**What is required**: Type out the entries again, keeping every word unchanged.

**Data**:
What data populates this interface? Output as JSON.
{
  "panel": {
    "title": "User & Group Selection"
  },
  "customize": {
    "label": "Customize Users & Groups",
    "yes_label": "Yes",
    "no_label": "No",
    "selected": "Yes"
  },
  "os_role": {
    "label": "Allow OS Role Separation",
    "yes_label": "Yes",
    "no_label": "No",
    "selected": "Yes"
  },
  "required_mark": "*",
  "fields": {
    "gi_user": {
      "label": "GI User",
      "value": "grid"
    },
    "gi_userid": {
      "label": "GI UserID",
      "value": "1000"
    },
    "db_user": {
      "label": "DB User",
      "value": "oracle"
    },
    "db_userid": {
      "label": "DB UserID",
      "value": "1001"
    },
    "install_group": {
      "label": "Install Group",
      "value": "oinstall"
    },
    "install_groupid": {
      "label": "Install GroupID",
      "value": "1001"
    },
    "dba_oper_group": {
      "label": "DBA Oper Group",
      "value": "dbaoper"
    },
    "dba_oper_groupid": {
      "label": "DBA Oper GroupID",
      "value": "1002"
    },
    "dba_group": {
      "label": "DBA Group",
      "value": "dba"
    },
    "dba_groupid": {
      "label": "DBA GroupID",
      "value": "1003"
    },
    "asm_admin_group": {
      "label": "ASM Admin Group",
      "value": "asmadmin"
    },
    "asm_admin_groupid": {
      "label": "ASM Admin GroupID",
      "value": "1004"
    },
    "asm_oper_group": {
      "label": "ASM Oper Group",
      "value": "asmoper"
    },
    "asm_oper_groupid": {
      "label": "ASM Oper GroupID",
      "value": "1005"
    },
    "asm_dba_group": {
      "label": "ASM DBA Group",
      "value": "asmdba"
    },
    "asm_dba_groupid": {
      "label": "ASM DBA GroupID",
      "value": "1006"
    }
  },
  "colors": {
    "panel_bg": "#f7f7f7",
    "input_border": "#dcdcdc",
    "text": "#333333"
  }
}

**Result**:
What data populates this interface? Output as JSON.
{
  "panel": {
    "title": "User & Group Selection"
  },
  "customize": {
    "label": "Customize Users & Groups",
    "yes_label": "Yes",
    "no_label": "No",
    "selected": "Yes"
  },
  "os_role": {
    "label": "Allow OS Role Separation",
    "yes_label": "Yes",
    "no_label": "No",
    "selected": "Yes"
  },
  "required_mark": "*",
  "fields": {
    "gi_user": {
      "label": "GI User",
      "value": "grid"
    },
    "gi_userid": {
      "label": "GI UserID",
      "value": "1000"
    },
    "db_user": {
      "label": "DB User",
      "value": "oracle"
    },
    "db_userid": {
      "label": "DB UserID",
      "value": "1001"
    },
    "install_group": {
      "label": "Install Group",
      "value": "oinstall"
    },
    "install_groupid": {
      "label": "Install GroupID",
      "value": "1001"
    },
    "dba_oper_group": {
      "label": "DBA Oper Group",
      "value": "dbaoper"
    },
    "dba_oper_groupid": {
      "label": "DBA Oper GroupID",
      "value": "1002"
    },
    "dba_group": {
      "label": "DBA Group",
      "value": "dba"
    },
    "dba_groupid": {
      "label": "DBA GroupID",
      "value": "1003"
    },
    "asm_admin_group": {
      "label": "ASM Admin Group",
      "value": "asmadmin"
    },
    "asm_admin_groupid": {
      "label": "ASM Admin GroupID",
      "value": "1004"
    },
    "asm_oper_group": {
      "label": "ASM Oper Group",
      "value": "asmoper"
    },
    "asm_oper_groupid": {
      "label": "ASM Oper GroupID",
      "value": "1005"
    },
    "asm_dba_group": {
      "label": "ASM DBA Group",
      "value": "asmdba"
    },
    "asm_dba_groupid": {
      "label": "ASM DBA GroupID",
      "value": "1006"
    }
  },
  "colors": {
    "panel_bg": "#f7f7f7",
    "input_border": "#dcdcdc",
    "text": "#333333"
  }
}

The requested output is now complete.